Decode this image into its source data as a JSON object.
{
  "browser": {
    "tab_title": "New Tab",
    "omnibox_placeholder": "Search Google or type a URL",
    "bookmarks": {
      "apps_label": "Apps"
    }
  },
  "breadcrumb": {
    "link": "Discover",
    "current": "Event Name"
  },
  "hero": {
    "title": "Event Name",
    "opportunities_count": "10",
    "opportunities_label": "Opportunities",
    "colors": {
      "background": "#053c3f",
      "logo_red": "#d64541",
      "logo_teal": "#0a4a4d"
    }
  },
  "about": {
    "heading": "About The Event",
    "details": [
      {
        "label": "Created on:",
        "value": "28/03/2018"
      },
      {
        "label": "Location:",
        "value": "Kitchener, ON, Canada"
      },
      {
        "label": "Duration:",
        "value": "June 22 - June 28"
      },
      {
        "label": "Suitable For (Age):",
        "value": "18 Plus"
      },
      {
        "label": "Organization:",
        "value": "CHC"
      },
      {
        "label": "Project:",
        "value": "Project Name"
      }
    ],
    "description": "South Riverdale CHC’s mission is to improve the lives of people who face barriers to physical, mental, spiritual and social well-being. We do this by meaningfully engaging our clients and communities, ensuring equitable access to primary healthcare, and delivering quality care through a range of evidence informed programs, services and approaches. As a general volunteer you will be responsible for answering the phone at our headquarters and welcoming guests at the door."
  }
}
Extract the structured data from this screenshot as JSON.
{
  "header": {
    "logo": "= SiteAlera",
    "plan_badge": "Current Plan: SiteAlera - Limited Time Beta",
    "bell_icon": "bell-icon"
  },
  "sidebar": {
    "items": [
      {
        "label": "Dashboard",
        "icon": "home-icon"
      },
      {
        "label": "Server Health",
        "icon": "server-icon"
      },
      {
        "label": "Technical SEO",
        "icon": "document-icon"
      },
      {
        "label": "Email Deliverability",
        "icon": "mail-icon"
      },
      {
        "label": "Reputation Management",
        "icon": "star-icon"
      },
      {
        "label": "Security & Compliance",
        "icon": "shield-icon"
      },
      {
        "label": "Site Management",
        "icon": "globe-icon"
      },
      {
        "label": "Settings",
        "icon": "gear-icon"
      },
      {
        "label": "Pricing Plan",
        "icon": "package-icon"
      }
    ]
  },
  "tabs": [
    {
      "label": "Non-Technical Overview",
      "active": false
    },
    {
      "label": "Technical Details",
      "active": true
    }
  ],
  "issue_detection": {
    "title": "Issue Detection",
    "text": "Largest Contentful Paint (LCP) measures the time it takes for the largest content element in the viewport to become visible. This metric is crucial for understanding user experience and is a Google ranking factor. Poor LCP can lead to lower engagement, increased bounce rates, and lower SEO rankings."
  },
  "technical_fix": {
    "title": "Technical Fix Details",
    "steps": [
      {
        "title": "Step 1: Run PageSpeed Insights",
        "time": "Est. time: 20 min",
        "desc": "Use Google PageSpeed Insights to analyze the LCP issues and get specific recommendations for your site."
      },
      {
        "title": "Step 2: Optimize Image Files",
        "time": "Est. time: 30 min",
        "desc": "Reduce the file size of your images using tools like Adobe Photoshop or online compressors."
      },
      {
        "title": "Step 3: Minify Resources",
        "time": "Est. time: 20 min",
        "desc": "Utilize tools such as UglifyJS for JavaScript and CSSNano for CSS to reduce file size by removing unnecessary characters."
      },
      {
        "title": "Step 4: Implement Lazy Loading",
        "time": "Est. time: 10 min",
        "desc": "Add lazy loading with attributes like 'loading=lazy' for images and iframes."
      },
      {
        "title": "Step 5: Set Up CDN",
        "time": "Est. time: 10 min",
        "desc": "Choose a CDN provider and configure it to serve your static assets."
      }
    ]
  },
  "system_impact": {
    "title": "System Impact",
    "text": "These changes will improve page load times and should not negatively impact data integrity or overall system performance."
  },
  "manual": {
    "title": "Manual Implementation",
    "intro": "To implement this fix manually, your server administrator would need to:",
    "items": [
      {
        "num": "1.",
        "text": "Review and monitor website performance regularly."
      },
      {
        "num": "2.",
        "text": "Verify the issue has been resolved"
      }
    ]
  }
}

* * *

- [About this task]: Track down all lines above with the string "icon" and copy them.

- [Your solution]:
    "bell_icon": "bell-icon"
        "icon": "home-icon"
        "icon": "server-icon"
        "icon": "document-icon"
        "icon": "mail-icon"
        "icon": "star-icon"
        "icon": "shield-icon"
        "icon": "globe-icon"
        "icon": "gear-icon"
        "icon": "package-icon"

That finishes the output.